**Try it**
Where a line in the records below includes "DariusIRL", pull that line out.

**Given data**
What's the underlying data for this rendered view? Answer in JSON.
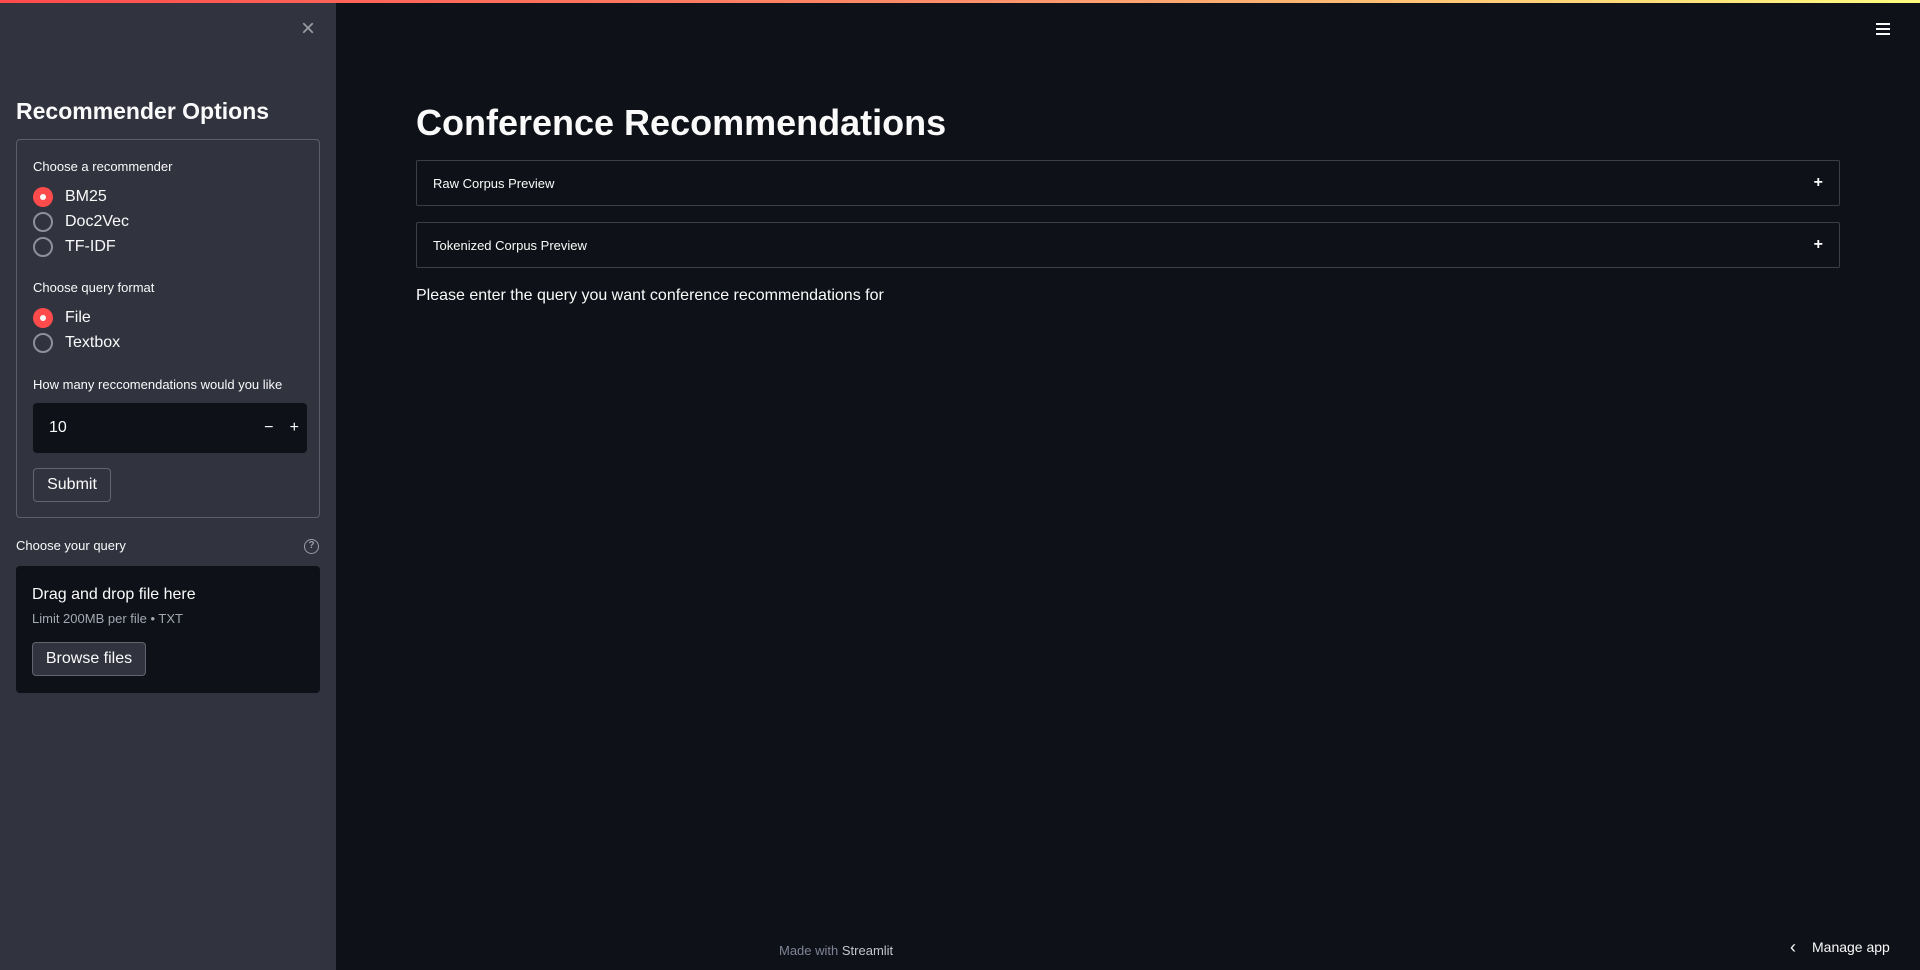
{
  "sidebar": {
    "close_icon": "×",
    "title": "Recommender Options",
    "recommender": {
      "label": "Choose a recommender",
      "options": [
        "BM25",
        "Doc2Vec",
        "TF-IDF"
      ],
      "selected": "BM25"
    },
    "query_format": {
      "label": "Choose query format",
      "options": [
        "File",
        "Textbox"
      ],
      "selected": "File"
    },
    "count": {
      "label": "How many reccomendations would you like",
      "value": "10",
      "minus": "−",
      "plus": "+"
    },
    "submit_label": "Submit",
    "query": {
      "label": "Choose your query",
      "help_icon": "?",
      "drop_title": "Drag and drop file here",
      "drop_sub": "Limit 200MB per file • TXT",
      "browse_label": "Browse files"
    }
  },
  "main": {
    "title": "Conference Recommendations",
    "expanders": [
      {
        "label": "Raw Corpus Preview",
        "icon": "+"
      },
      {
        "label": "Tokenized Corpus Preview",
        "icon": "+"
      }
    ],
    "prompt": "Please enter the query you want conference recommendations for"
  },
  "footer": {
    "made_with": "Made with",
    "brand": "Streamlit"
  },
  "manage_app": {
    "icon": "‹",
    "label": "Manage app"
  },
  "colors": {
    "accent": "#ff4b4b",
    "sidebar_bg": "#31333f",
    "main_bg": "#0e1117"
  },
  "icons": {
    "close": "close-icon",
    "menu": "hamburger-menu-icon",
    "help": "help-icon",
    "chevron": "chevron-left-icon"
  }
}
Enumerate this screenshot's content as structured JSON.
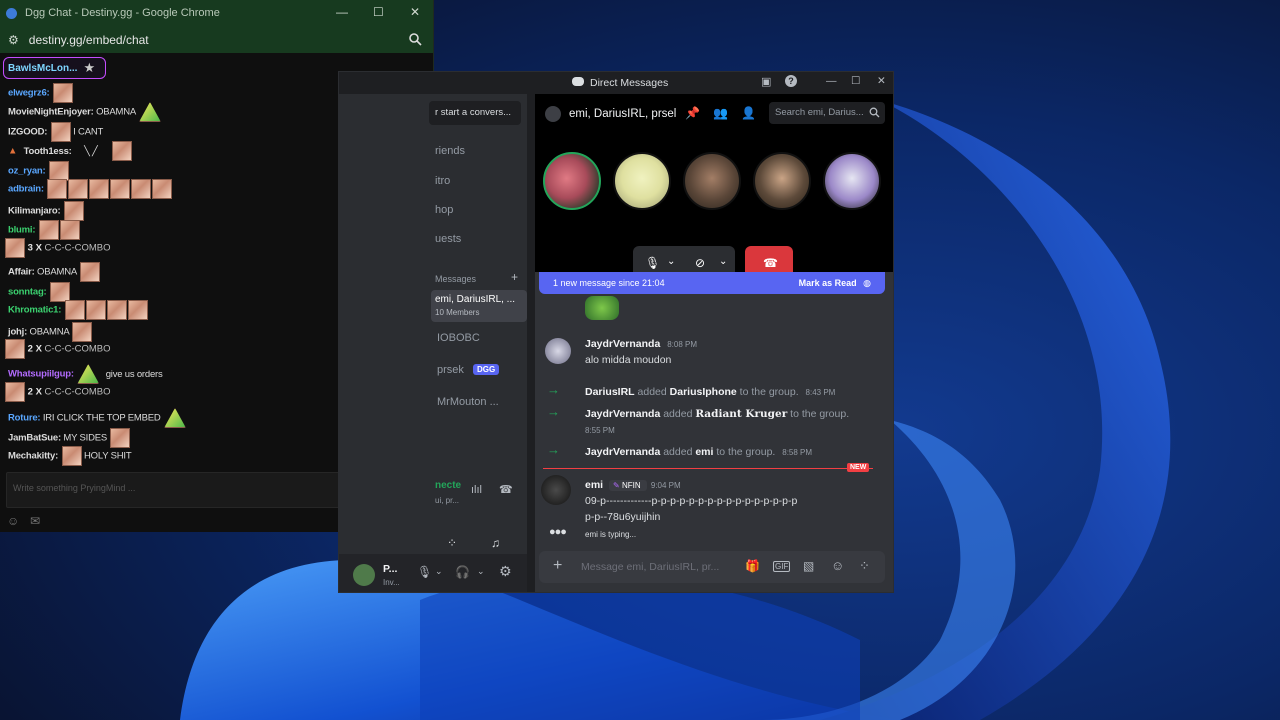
{
  "chrome": {
    "title": "Dgg Chat - Destiny.gg - Google Chrome",
    "url": "destiny.gg/embed/chat",
    "pinned_user": "BawlsMcLon...",
    "input_placeholder": "Write something PryingMind ...",
    "chat_lines": [
      {
        "user": "elwegrz6:",
        "color": "#5aa7ff",
        "text": ""
      },
      {
        "user": "MovieNightEnjoyer:",
        "color": "#dcdcdc",
        "text": "OBAMNA"
      },
      {
        "user": "IZGOOD:",
        "color": "#dcdcdc",
        "text": "I CANT"
      },
      {
        "user": "Tooth1ess:",
        "color": "#dcdcdc",
        "text": ""
      },
      {
        "user": "oz_ryan:",
        "color": "#5aa7ff",
        "text": ""
      },
      {
        "user": "adbrain:",
        "color": "#5aa7ff",
        "text": ""
      },
      {
        "user": "Kilimanjaro:",
        "color": "#dcdcdc",
        "text": ""
      },
      {
        "user": "blumi:",
        "color": "#3bd16f",
        "text": ""
      },
      {
        "user": "Affair:",
        "color": "#dcdcdc",
        "text": "OBAMNA"
      },
      {
        "user": "sonntag:",
        "color": "#3bd16f",
        "text": ""
      },
      {
        "user": "Khromatic1:",
        "color": "#3bd16f",
        "text": ""
      },
      {
        "user": "johj:",
        "color": "#dcdcdc",
        "text": "OBAMNA"
      },
      {
        "user": "Whatsupiilgup:",
        "color": "#b36cff",
        "text": "give us orders"
      },
      {
        "user": "Roture:",
        "color": "#5aa7ff",
        "text": "IRI CLICK THE TOP EMBED"
      },
      {
        "user": "JamBatSue:",
        "color": "#dcdcdc",
        "text": "MY SIDES"
      },
      {
        "user": "Mechakitty:",
        "color": "#dcdcdc",
        "text": "HOLY SHIT"
      }
    ],
    "combos": [
      {
        "count": "3 X",
        "label": "C-C-C-COMBO"
      },
      {
        "count": "2 X",
        "label": "C-C-C-COMBO"
      },
      {
        "count": "2 X",
        "label": "C-C-C-COMBO"
      }
    ]
  },
  "discord": {
    "title": "Direct Messages",
    "start_conversation": "r start a convers...",
    "sidebar_items": [
      "riends",
      "itro",
      "hop",
      "uests"
    ],
    "dm_section": "Messages",
    "dm_items": [
      {
        "name": "emi, DariusIRL, ...",
        "sub": "10 Members"
      },
      {
        "name": "IOBOBC",
        "sub": ""
      },
      {
        "name": "prsek",
        "sub": "",
        "badge": "DGG"
      },
      {
        "name": "MrMouton ...",
        "sub": ""
      }
    ],
    "voice_status": "necte",
    "voice_sub": "ui, pr...",
    "user_name": "P...",
    "user_status": "Inv...",
    "header_channel": "emi, DariusIRL, prsel",
    "search_placeholder": "Search emi, Darius...",
    "new_message_banner": "1 new message since 21:04",
    "mark_as_read": "Mark as Read",
    "messages": [
      {
        "author": "JaydrVernanda",
        "time": "8:08 PM",
        "text": "alo midda moudon"
      }
    ],
    "system_messages": [
      {
        "actor": "DariusIRL",
        "verb": "added",
        "target": "DariusIphone",
        "tail": "to the group.",
        "time": "8:43 PM"
      },
      {
        "actor": "JaydrVernanda",
        "verb": "added",
        "target": "Radiant Kruger",
        "tail": "to the group.",
        "time": "8:55 PM"
      },
      {
        "actor": "JaydrVernanda",
        "verb": "added",
        "target": "emi",
        "tail": "to the group.",
        "time": "8:58 PM"
      }
    ],
    "new_badge": "NEW",
    "last_message": {
      "author": "emi",
      "tag": "NFIN",
      "time": "9:04 PM",
      "line1": "09-p-------------p-p-p-p-p-p-p-p-p-p-p-p-p-p-p-p",
      "line2": "p-p--78u6yuijhin"
    },
    "typing": "emi is typing...",
    "composer_placeholder": "Message emi, DariusIRL, pr..."
  }
}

**Solution to the problem**
        "name": "emi, DariusIRL, ...",
    "header_channel": "emi, DariusIRL, prsel",
        "actor": "DariusIRL",
    "composer_placeholder": "Message emi, DariusIRL, pr..."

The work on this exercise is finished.